Mr Blair added: “I think it’s absolutely inevitable that if you put the choice before the country - hard Brexit Tory party, hard-left Labour Party - it doesn’t matter what I say, what I want to happen, what anyone else says, you leave that amount of fertile territory open, someone is going to cultivate it.”

Mr Blair expressed concerns about Labour’s current position, before saying: “If you want to get back to winning ways, this is not the position to be in.”

He said he believed Labour deputy leader Tom Watson has “shown really great leadership” in recent weeks when asked about the move to set up a social democratic group within the party.

Mr Blair added: “As a result of what he’s doing, he’s encouraging people who do share a perspective of the Labour Party as a governing, modern, progressive party, he’s actually encouraging them in a sense to stay because he’s providing a space within which people can debate and argue.”

Earlier, shadow chancellor John McDonnell pointed to different groups which already exist within Labour.

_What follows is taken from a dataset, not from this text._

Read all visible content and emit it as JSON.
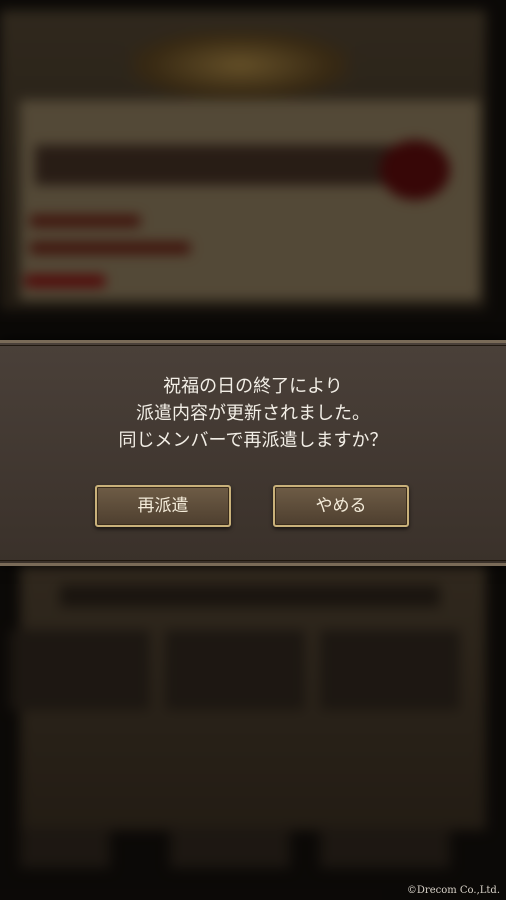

He told Sky News’ Sophy Ridge on Sunday: “Tom is bringing other people together, he has a perfect right to do that, that’s fair enough.

“We need as much policy debate as we possibly can and I welcome that.

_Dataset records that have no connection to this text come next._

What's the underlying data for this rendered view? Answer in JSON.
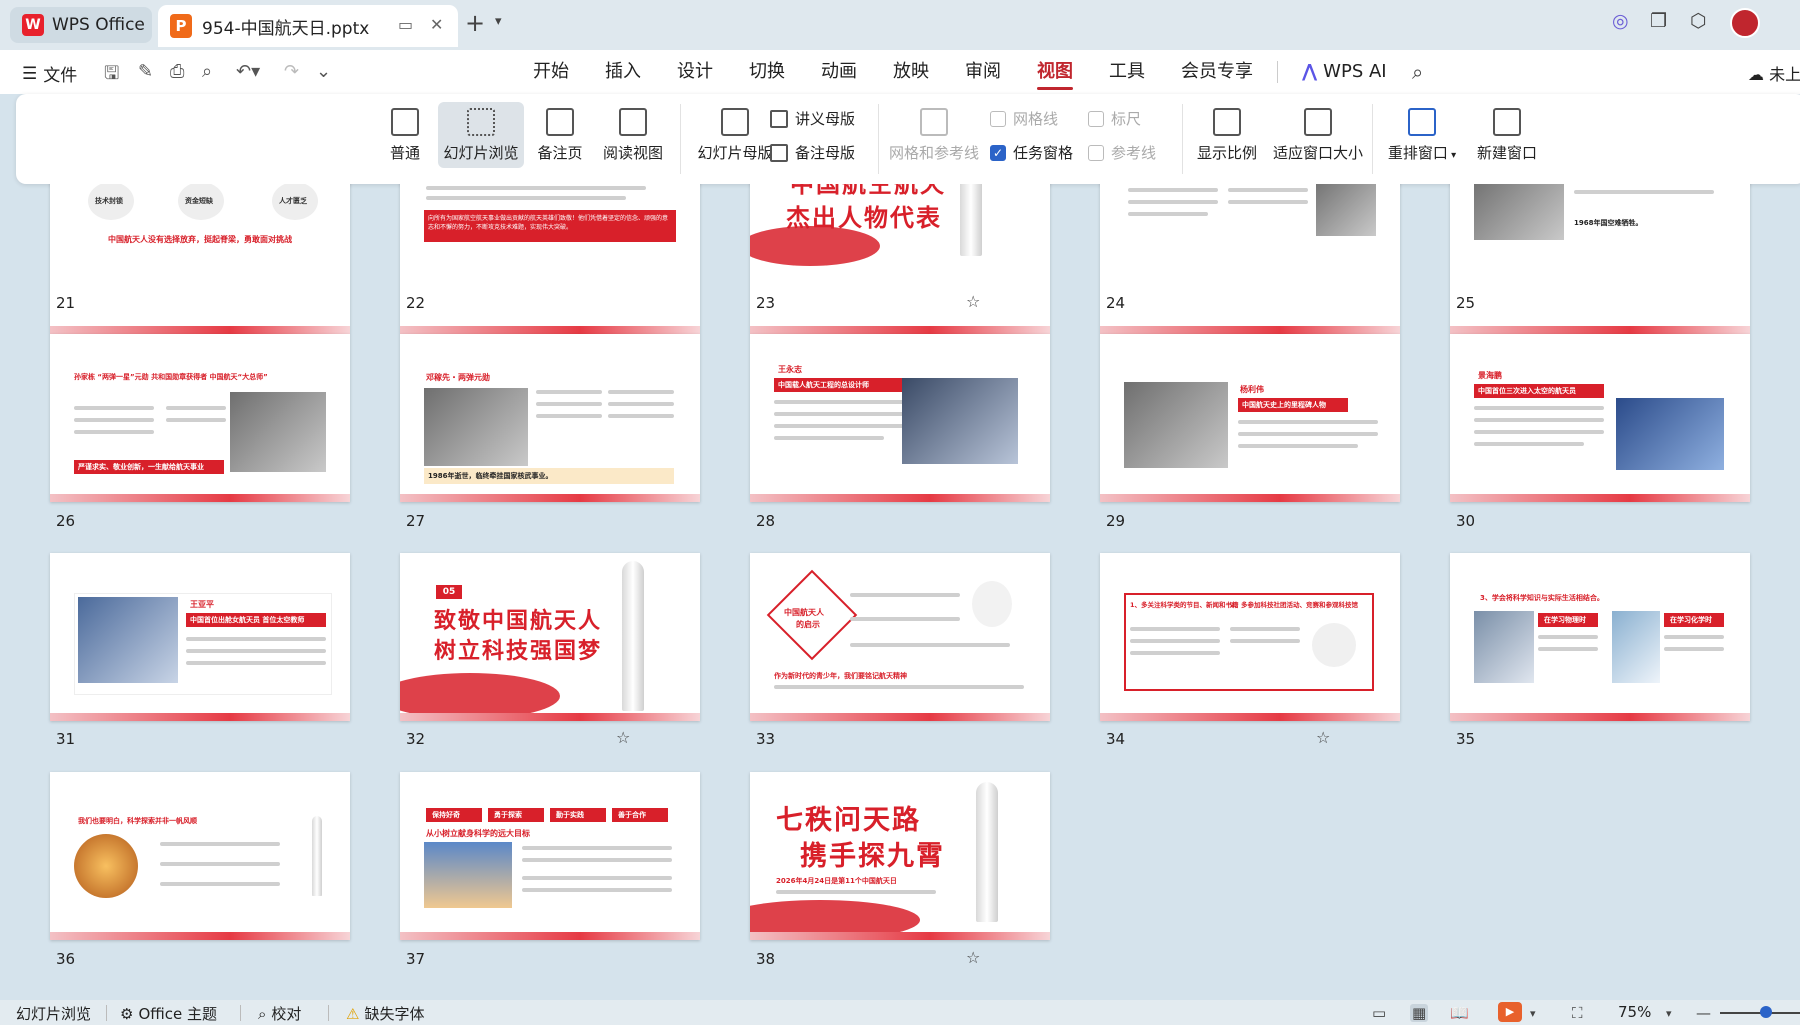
{
  "tabs": {
    "home": "WPS Office",
    "document": "954-中国航天日.pptx"
  },
  "menu": {
    "file": "文件",
    "items": [
      "开始",
      "插入",
      "设计",
      "切换",
      "动画",
      "放映",
      "审阅",
      "视图",
      "工具",
      "会员专享"
    ],
    "active": "视图",
    "ai": "WPS AI",
    "cloud": "未上"
  },
  "ribbon": {
    "normal": "普通",
    "slide_sorter": "幻灯片浏览",
    "notes_page": "备注页",
    "reading_view": "阅读视图",
    "slide_master": "幻灯片母版",
    "handout_master": "讲义母版",
    "notes_master": "备注母版",
    "grid_guides": "网格和参考线",
    "gridlines": "网格线",
    "ruler": "标尺",
    "task_pane": "任务窗格",
    "guides": "参考线",
    "zoom": "显示比例",
    "fit_window": "适应窗口大小",
    "arrange": "重排窗口",
    "new_window": "新建窗口"
  },
  "slides": {
    "s21": {
      "num": "21",
      "t1": "技术封锁",
      "t2": "资金短缺",
      "t3": "人才匮乏",
      "caption": "中国航天人没有选择放弃，挺起脊梁，勇敢面对挑战"
    },
    "s22": {
      "num": "22",
      "text": "向所有为国家航空航天事业做出贡献的航天英雄们致敬！他们凭借着坚定的信念、顽强的意志和不懈的努力，不断攻克技术难题，实现伟大突破。"
    },
    "s23": {
      "num": "23",
      "title1": "中国航空航天",
      "title2": "杰出人物代表"
    },
    "s24": {
      "num": "24"
    },
    "s25": {
      "num": "25",
      "tag": "1968年国空难牺牲。"
    },
    "s26": {
      "num": "26",
      "head": "孙家栋 “两弹一星”元勋 共和国勋章获得者 中国航天“大总师”",
      "foot": "严谨求实、敬业创新，一生献给航天事业"
    },
    "s27": {
      "num": "27",
      "head": "邓稼先・两弹元勋",
      "foot": "1986年逝世，临终牵挂国家核武事业。"
    },
    "s28": {
      "num": "28",
      "head": "王永志",
      "bar": "中国载人航天工程的总设计师"
    },
    "s29": {
      "num": "29",
      "head": "杨利伟",
      "bar": "中国航天史上的里程碑人物"
    },
    "s30": {
      "num": "30",
      "head": "景海鹏",
      "bar": "中国首位三次进入太空的航天员"
    },
    "s31": {
      "num": "31",
      "head": "王亚平",
      "bar": "中国首位出舱女航天员 首位太空教师"
    },
    "s32": {
      "num": "32",
      "badge": "05",
      "title1": "致敬中国航天人",
      "title2": "树立科技强国梦"
    },
    "s33": {
      "num": "33",
      "diamond1": "中国航天人",
      "diamond2": "的启示",
      "foot": "作为新时代的青少年，我们要铭记航天精神"
    },
    "s34": {
      "num": "34",
      "h1": "1、多关注科学类的节目、新闻和书籍",
      "h2": "2、多参加科技社团活动、竞赛和参观科技馆"
    },
    "s35": {
      "num": "35",
      "head": "3、学会将科学知识与实际生活相结合。",
      "b1": "在学习物理时",
      "b2": "在学习化学时"
    },
    "s36": {
      "num": "36",
      "head": "我们也要明白，科学探索并非一帆风顺"
    },
    "s37": {
      "num": "37",
      "b1": "保持好奇",
      "b2": "勇于探索",
      "b3": "勤于实践",
      "b4": "善于合作",
      "head": "从小树立献身科学的远大目标"
    },
    "s38": {
      "num": "38",
      "title1": "七秩问天路",
      "title2": "携手探九霄",
      "sub": "2026年4月24日是第11个中国航天日"
    }
  },
  "statusbar": {
    "view": "幻灯片浏览",
    "theme": "Office 主题",
    "proof": "校对",
    "missing_font": "缺失字体",
    "zoom": "75%"
  },
  "colors": {
    "accent": "#c0262e",
    "slide_red": "#d8202a",
    "background": "#d5e3ec"
  }
}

“We’re a pluralist broad church and let’s welcome that.”

Labour peer Lord Falconer of Thoroton, who served as a minister under Mr Blair, said he is “not at all” tempted to leave the party.

But he told BBC Radio 5 Live’s Pienaar’s Politics: “There’s a lot of anxiety in the Lords about the leadership of the Labour Party and there are a lot of people, I suspect, toying with whether they’re staying or not.”